[Extracted records Boundary: Start]

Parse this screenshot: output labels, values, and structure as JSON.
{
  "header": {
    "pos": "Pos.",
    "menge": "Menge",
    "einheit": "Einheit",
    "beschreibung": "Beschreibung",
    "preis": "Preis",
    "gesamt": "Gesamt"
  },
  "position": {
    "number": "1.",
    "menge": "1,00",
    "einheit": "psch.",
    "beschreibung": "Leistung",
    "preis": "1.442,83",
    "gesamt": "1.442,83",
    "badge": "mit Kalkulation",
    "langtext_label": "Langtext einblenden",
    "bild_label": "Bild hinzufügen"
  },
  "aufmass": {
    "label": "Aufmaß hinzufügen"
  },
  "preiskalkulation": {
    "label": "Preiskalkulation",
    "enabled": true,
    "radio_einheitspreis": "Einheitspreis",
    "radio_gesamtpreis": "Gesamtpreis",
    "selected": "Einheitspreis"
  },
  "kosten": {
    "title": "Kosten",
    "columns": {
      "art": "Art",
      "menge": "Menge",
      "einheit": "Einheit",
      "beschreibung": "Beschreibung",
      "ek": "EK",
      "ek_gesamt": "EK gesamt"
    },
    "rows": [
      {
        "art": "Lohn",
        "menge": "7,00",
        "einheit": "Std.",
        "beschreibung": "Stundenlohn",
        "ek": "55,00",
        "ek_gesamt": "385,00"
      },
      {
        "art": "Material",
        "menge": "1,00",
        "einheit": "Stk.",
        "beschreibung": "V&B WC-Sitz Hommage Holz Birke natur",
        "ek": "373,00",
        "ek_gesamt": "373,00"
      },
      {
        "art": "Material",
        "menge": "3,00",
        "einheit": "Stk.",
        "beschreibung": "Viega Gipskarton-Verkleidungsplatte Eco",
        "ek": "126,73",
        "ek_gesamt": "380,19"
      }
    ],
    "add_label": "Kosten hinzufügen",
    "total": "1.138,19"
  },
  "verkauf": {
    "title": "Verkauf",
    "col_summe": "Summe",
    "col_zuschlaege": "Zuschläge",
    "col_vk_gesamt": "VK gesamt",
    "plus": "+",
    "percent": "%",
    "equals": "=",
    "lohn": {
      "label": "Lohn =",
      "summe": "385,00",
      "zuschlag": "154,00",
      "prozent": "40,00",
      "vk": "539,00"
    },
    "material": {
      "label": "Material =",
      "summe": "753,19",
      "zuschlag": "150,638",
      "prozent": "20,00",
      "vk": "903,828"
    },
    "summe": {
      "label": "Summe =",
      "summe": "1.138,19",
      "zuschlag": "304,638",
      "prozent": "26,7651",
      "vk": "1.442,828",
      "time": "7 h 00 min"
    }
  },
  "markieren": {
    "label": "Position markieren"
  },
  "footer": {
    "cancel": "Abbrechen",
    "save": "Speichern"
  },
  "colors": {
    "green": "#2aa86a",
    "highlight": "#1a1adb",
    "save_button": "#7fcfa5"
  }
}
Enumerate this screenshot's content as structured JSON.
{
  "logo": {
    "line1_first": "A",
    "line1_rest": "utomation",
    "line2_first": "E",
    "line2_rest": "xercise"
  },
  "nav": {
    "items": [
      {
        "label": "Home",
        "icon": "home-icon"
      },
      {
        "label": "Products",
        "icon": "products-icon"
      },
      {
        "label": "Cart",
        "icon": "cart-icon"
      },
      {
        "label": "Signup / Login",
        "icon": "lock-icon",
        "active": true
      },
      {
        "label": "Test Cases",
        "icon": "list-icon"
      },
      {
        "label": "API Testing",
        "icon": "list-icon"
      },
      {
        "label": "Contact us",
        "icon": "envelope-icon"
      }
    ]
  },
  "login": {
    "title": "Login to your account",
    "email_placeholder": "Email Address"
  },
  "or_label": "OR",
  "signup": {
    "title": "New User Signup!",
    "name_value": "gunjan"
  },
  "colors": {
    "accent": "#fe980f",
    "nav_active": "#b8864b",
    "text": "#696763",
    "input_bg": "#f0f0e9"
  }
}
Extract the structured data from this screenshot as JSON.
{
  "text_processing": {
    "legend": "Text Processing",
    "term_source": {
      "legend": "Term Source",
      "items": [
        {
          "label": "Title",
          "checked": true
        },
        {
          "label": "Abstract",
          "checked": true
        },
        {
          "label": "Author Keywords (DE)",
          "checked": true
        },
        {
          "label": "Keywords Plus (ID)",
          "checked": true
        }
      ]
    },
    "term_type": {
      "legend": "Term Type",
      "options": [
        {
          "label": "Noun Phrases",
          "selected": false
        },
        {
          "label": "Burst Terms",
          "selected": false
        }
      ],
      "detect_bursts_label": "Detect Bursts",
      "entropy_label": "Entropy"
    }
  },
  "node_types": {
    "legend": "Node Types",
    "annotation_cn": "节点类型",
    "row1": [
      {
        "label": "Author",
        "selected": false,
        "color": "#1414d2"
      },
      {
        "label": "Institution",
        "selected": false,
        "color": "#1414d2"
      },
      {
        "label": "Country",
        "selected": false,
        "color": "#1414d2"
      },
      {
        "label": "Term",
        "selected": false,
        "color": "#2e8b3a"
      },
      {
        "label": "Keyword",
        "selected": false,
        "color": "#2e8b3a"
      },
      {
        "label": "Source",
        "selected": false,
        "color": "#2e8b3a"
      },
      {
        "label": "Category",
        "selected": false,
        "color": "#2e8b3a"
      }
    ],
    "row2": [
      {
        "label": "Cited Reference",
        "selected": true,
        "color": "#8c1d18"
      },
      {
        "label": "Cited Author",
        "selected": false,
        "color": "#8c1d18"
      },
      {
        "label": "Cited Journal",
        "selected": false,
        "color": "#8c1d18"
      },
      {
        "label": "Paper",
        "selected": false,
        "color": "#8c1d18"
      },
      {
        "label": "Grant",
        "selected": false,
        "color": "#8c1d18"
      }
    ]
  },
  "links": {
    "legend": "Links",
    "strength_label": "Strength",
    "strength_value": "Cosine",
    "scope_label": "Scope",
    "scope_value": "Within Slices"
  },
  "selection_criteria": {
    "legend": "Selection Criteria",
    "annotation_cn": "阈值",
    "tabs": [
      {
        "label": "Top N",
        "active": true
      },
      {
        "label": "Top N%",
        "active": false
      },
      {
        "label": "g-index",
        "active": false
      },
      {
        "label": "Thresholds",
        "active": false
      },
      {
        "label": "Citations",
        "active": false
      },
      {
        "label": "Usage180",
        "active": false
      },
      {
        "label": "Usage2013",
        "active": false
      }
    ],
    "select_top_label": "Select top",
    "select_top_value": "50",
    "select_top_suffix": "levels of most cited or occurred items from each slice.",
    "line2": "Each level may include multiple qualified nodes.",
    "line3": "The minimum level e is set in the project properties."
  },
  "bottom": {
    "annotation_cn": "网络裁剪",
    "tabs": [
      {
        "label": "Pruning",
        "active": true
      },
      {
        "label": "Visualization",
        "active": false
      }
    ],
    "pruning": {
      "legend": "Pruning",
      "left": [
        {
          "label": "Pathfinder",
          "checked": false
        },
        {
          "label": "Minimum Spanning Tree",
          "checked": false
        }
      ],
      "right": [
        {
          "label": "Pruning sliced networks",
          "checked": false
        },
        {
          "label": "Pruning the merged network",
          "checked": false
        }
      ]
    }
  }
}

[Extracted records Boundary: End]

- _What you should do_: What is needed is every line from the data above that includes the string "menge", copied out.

- _Answer for this exercise_:
    "menge": "Menge",
    "menge": "1,00",
      "menge": "Menge",
        "menge": "7,00",
        "menge": "1,00",
        "menge": "3,00",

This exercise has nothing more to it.